Website and app data records ->
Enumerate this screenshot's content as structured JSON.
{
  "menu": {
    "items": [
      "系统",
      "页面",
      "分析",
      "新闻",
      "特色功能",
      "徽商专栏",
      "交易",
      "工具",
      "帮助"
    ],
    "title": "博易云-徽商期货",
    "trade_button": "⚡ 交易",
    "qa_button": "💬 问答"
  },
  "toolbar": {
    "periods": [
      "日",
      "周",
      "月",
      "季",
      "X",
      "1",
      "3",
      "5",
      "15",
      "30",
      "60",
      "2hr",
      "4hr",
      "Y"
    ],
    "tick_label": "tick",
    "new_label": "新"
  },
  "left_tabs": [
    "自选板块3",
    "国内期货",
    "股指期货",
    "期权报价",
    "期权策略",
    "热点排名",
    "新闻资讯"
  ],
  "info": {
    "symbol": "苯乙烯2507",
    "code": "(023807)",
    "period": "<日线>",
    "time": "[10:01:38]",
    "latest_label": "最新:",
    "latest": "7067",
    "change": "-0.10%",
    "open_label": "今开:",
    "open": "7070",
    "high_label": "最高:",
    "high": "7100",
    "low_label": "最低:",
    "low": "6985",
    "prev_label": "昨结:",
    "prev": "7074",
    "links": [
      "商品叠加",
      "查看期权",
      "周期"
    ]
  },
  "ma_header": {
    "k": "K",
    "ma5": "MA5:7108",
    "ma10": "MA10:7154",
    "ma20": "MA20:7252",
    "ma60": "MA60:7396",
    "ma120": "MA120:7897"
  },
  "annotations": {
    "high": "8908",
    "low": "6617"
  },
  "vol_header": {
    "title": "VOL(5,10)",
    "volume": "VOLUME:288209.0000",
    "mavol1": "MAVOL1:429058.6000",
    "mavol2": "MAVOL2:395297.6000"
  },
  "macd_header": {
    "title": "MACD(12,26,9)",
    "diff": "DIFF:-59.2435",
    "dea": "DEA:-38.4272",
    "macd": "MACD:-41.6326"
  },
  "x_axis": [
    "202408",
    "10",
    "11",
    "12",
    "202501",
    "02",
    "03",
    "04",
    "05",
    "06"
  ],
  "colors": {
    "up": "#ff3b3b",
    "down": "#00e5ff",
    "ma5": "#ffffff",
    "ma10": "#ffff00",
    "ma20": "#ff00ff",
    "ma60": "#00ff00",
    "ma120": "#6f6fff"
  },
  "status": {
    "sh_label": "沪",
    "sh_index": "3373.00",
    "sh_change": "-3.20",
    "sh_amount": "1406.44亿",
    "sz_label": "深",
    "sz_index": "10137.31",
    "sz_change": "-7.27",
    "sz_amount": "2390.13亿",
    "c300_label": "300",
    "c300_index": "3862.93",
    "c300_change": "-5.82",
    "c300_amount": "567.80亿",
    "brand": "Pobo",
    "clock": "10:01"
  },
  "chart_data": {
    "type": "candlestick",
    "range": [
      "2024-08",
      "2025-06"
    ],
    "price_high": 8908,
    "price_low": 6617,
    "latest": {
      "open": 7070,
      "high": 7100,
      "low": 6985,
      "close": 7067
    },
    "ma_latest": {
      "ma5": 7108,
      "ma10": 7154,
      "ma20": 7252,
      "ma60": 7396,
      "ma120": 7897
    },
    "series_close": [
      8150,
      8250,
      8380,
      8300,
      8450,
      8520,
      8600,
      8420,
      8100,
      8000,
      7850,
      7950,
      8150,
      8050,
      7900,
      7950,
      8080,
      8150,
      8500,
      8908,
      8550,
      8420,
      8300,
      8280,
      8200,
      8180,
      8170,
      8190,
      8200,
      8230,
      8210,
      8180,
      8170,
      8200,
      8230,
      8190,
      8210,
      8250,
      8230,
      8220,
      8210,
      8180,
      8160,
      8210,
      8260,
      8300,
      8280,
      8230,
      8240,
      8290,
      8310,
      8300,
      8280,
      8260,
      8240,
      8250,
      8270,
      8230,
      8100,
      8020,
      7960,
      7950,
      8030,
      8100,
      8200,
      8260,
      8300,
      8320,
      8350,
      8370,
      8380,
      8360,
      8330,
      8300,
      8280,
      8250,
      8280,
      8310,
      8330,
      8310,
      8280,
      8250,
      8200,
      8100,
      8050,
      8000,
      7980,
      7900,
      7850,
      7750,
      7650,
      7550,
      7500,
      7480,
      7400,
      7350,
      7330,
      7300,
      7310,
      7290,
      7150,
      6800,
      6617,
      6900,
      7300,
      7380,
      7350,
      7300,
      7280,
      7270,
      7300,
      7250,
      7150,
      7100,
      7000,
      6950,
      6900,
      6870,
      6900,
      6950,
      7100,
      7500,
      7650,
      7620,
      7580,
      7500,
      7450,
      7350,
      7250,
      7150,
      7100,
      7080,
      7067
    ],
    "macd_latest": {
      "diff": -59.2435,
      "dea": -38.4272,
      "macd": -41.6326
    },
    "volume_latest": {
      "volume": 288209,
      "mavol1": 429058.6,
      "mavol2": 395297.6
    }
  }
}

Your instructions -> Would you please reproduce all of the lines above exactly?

Answer below ->
Enumerate this screenshot's content as structured JSON.
{
  "menu": {
    "items": [
      "系统",
      "页面",
      "分析",
      "新闻",
      "特色功能",
      "徽商专栏",
      "交易",
      "工具",
      "帮助"
    ],
    "title": "博易云-徽商期货",
    "trade_button": "⚡ 交易",
    "qa_button": "💬 问答"
  },
  "toolbar": {
    "periods": [
      "日",
      "周",
      "月",
      "季",
      "X",
      "1",
      "3",
      "5",
      "15",
      "30",
      "60",
      "2hr",
      "4hr",
      "Y"
    ],
    "tick_label": "tick",
    "new_label": "新"
  },
  "left_tabs": [
    "自选板块3",
    "国内期货",
    "股指期货",
    "期权报价",
    "期权策略",
    "热点排名",
    "新闻资讯"
  ],
  "info": {
    "symbol": "苯乙烯2507",
    "code": "(023807)",
    "period": "<日线>",
    "time": "[10:01:38]",
    "latest_label": "最新:",
    "latest": "7067",
    "change": "-0.10%",
    "open_label": "今开:",
    "open": "7070",
    "high_label": "最高:",
    "high": "7100",
    "low_label": "最低:",
    "low": "6985",
    "prev_label": "昨结:",
    "prev": "7074",
    "links": [
      "商品叠加",
      "查看期权",
      "周期"
    ]
  },
  "ma_header": {
    "k": "K",
    "ma5": "MA5:7108",
    "ma10": "MA10:7154",
    "ma20": "MA20:7252",
    "ma60": "MA60:7396",
    "ma120": "MA120:7897"
  },
  "annotations": {
    "high": "8908",
    "low": "6617"
  },
  "vol_header": {
    "title": "VOL(5,10)",
    "volume": "VOLUME:288209.0000",
    "mavol1": "MAVOL1:429058.6000",
    "mavol2": "MAVOL2:395297.6000"
  },
  "macd_header": {
    "title": "MACD(12,26,9)",
    "diff": "DIFF:-59.2435",
    "dea": "DEA:-38.4272",
    "macd": "MACD:-41.6326"
  },
  "x_axis": [
    "202408",
    "10",
    "11",
    "12",
    "202501",
    "02",
    "03",
    "04",
    "05",
    "06"
  ],
  "colors": {
    "up": "#ff3b3b",
    "down": "#00e5ff",
    "ma5": "#ffffff",
    "ma10": "#ffff00",
    "ma20": "#ff00ff",
    "ma60": "#00ff00",
    "ma120": "#6f6fff"
  },
  "status": {
    "sh_label": "沪",
    "sh_index": "3373.00",
    "sh_change": "-3.20",
    "sh_amount": "1406.44亿",
    "sz_label": "深",
    "sz_index": "10137.31",
    "sz_change": "-7.27",
    "sz_amount": "2390.13亿",
    "c300_label": "300",
    "c300_index": "3862.93",
    "c300_change": "-5.82",
    "c300_amount": "567.80亿",
    "brand": "Pobo",
    "clock": "10:01"
  },
  "chart_data": {
    "type": "candlestick",
    "range": [
      "2024-08",
      "2025-06"
    ],
    "price_high": 8908,
    "price_low": 6617,
    "latest": {
      "open": 7070,
      "high": 7100,
      "low": 6985,
      "close": 7067
    },
    "ma_latest": {
      "ma5": 7108,
      "ma10": 7154,
      "ma20": 7252,
      "ma60": 7396,
      "ma120": 7897
    },
    "series_close": [
      8150,
      8250,
      8380,
      8300,
      8450,
      8520,
      8600,
      8420,
      8100,
      8000,
      7850,
      7950,
      8150,
      8050,
      7900,
      7950,
      8080,
      8150,
      8500,
      8908,
      8550,
      8420,
      8300,
      8280,
      8200,
      8180,
      8170,
      8190,
      8200,
      8230,
      8210,
      8180,
      8170,
      8200,
      8230,
      8190,
      8210,
      8250,
      8230,
      8220,
      8210,
      8180,
      8160,
      8210,
      8260,
      8300,
      8280,
      8230,
      8240,
      8290,
      8310,
      8300,
      8280,
      8260,
      8240,
      8250,
      8270,
      8230,
      8100,
      8020,
      7960,
      7950,
      8030,
      8100,
      8200,
      8260,
      8300,
      8320,
      8350,
      8370,
      8380,
      8360,
      8330,
      8300,
      8280,
      8250,
      8280,
      8310,
      8330,
      8310,
      8280,
      8250,
      8200,
      8100,
      8050,
      8000,
      7980,
      7900,
      7850,
      7750,
      7650,
      7550,
      7500,
      7480,
      7400,
      7350,
      7330,
      7300,
      7310,
      7290,
      7150,
      6800,
      6617,
      6900,
      7300,
      7380,
      7350,
      7300,
      7280,
      7270,
      7300,
      7250,
      7150,
      7100,
      7000,
      6950,
      6900,
      6870,
      6900,
      6950,
      7100,
      7500,
      7650,
      7620,
      7580,
      7500,
      7450,
      7350,
      7250,
      7150,
      7100,
      7080,
      7067
    ],
    "macd_latest": {
      "diff": -59.2435,
      "dea": -38.4272,
      "macd": -41.6326
    },
    "volume_latest": {
      "volume": 288209,
      "mavol1": 429058.6,
      "mavol2": 395297.6
    }
  }
}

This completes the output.